Are you lonely and alone today? If you are, I offer you this advice: come to the manger with me today.

But there’s more relevance to Christmas: “We write this to make our joy complete.” Joy is well-being which transcends circumstances. And it is made “complete” in the One John speaks of, the Christ of Christmas. Joy is found at Christmas, and there alone.

It can be hard to have joy at Christmas, can’t it? How many trees will you put up this year? We have done three: one for my mother and two at our home. We bought a live tree again this year, and are vacuuming needles daily. It took an hour just to get the boxes down from the attic. I truly envy a friend of mine in Atlanta: years ago he bought an artificial tree, glued it together, glued ornaments on it, put wheels on its base, and every year pushes it out from its closet and plugs it in.

Have you bought all your presents? Do you even know what you’re getting? Have you gotten your cards done? We’re receiving cards already—that’s just wrong. It ought to be illegal, this early. Is your family coming? Are you going? Are you happy about that? How’s your joy so far this season?

The night of Jesus’ birth, the angel said: “I bring you good news of great joy that will be for all the people” (Luke 2:10). In the babe of Bethlehem there is “great joy.” Do you feel a well-being which transcends your circumstances today? If you don’t, you can. Here’s my advice: come to the manger with me today.

Let’s finish: “If we confess our sins, he is faithful and just and will forgive us our sins and purify us from all unrighteousness” (v. 9). We have discovered that life, and fellowship, and joy are found in Christ alone. We can have them only because he came to earth for us, only because Christmas is real.

Now we learn that forgiveness is ours in him as well, and in him alone.
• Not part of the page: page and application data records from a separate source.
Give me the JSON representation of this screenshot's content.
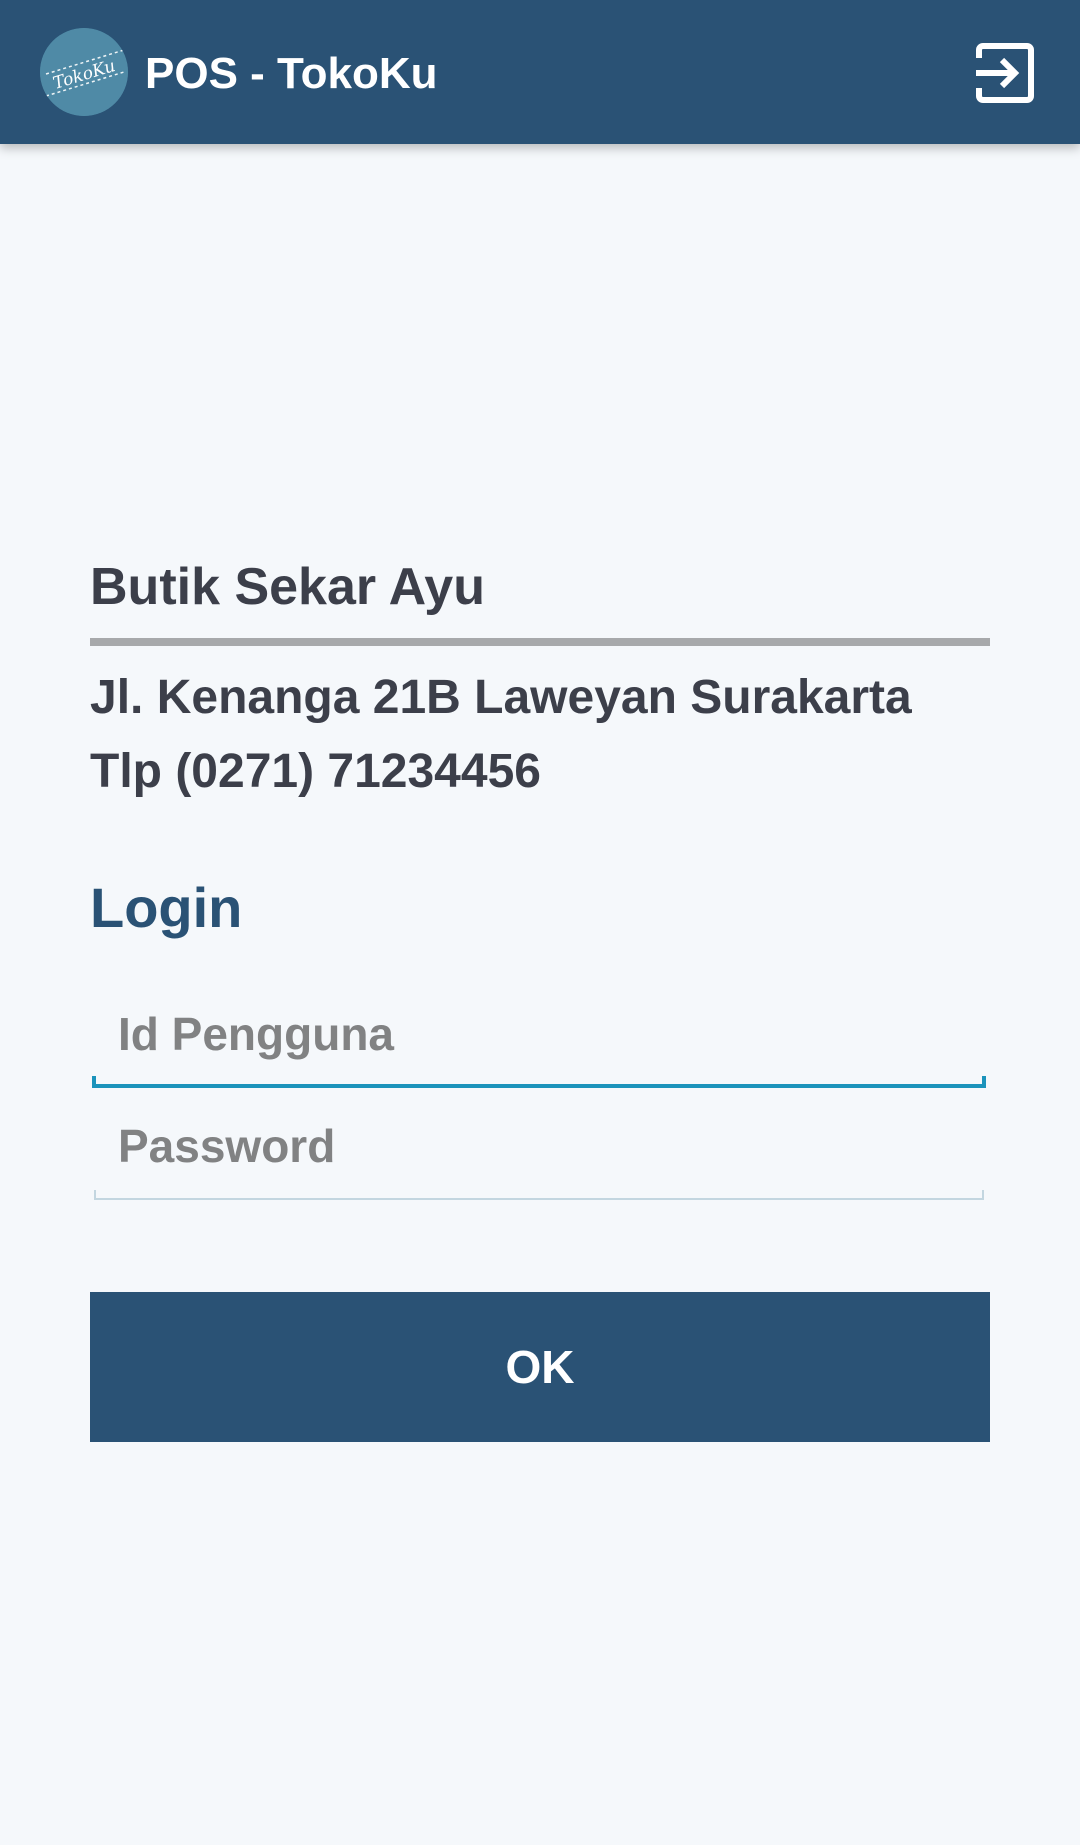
{
  "appbar": {
    "title": "POS - TokoKu",
    "logo_text": "TokoKu",
    "logo_icon": "tokoku-logo",
    "exit_icon": "exit-to-app-icon"
  },
  "shop": {
    "name": "Butik Sekar Ayu",
    "address": "Jl. Kenanga 21B Laweyan Surakarta",
    "phone": "Tlp (0271) 71234456"
  },
  "login": {
    "heading": "Login",
    "user_id_placeholder": "Id Pengguna",
    "user_id_value": "",
    "password_placeholder": "Password",
    "password_value": "",
    "ok_label": "OK"
  },
  "colors": {
    "primary": "#2a5275",
    "accent": "#1b93bb",
    "background": "#f5f8fb",
    "text": "#3c3f4a",
    "hint": "#818283"
  }
}
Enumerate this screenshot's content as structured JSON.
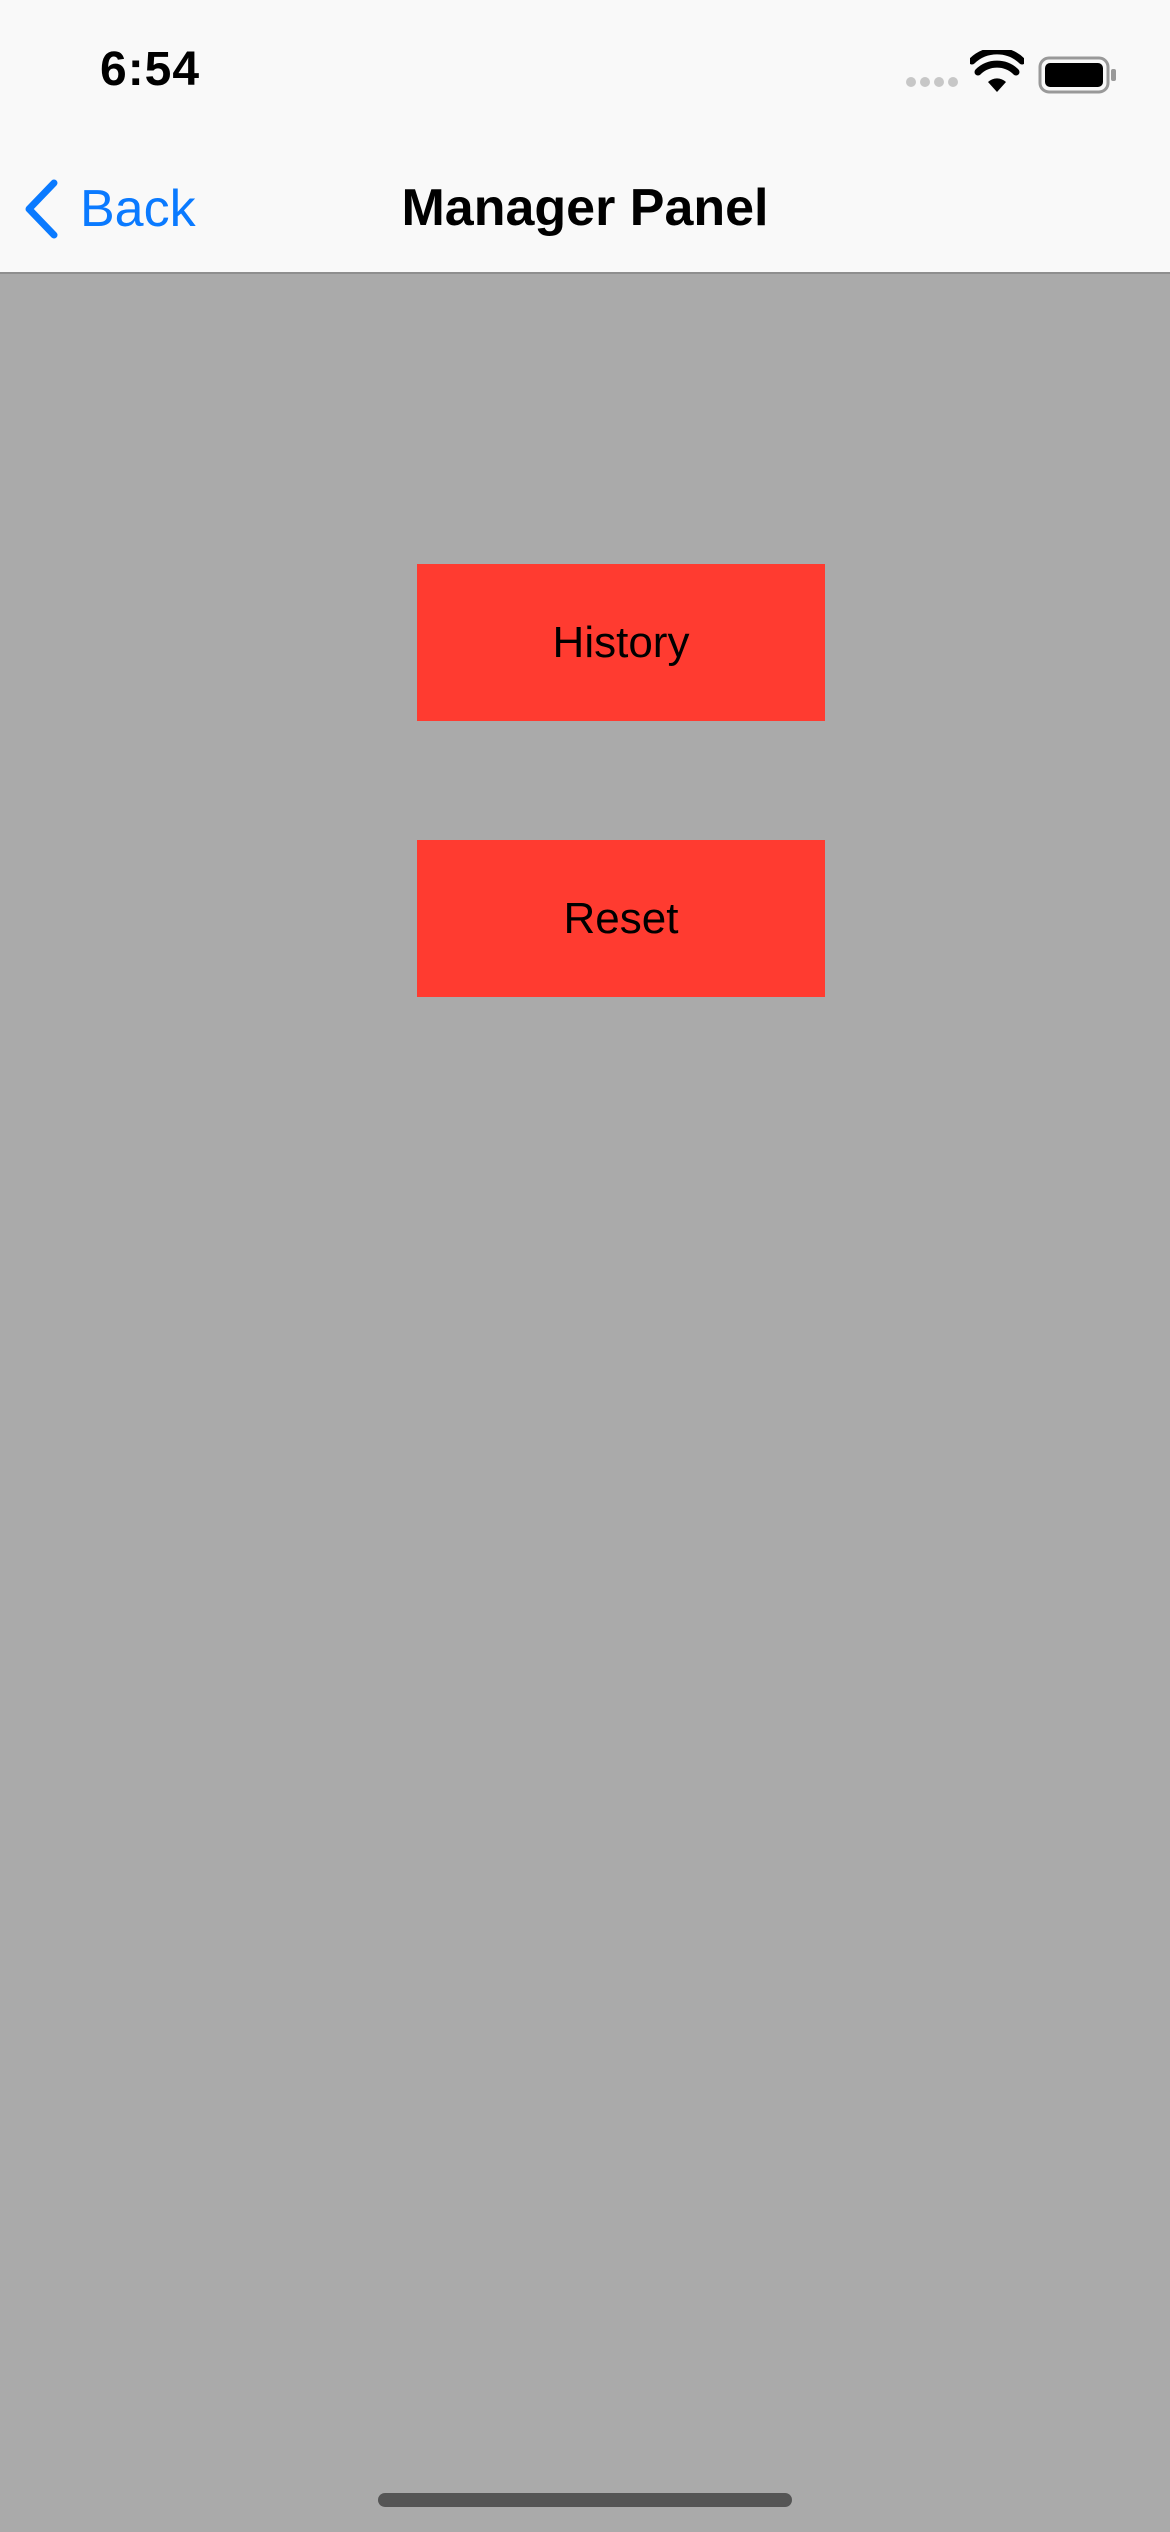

If we will go to him, confess our failures and mistakes to him, and ask his forgiveness, he will give it. The babe of Bethlehem is the only One who can do this. And only because of Christmas.


These are the gifts of Christmas, from the Christ to us. In him, and in him alone, we have life, fellowship, joy, and forgiveness. We have all our soul really needs. Yes, Virginia, there really is a Christmas. And it matters more than anything else in all the world.

Have you received these gifts of grace yet? You cannot earn or deserve them. But you can receive them, in faith. They are grace to you. God’s grace to you.

God has even more grace for you. Why not come for it, right now?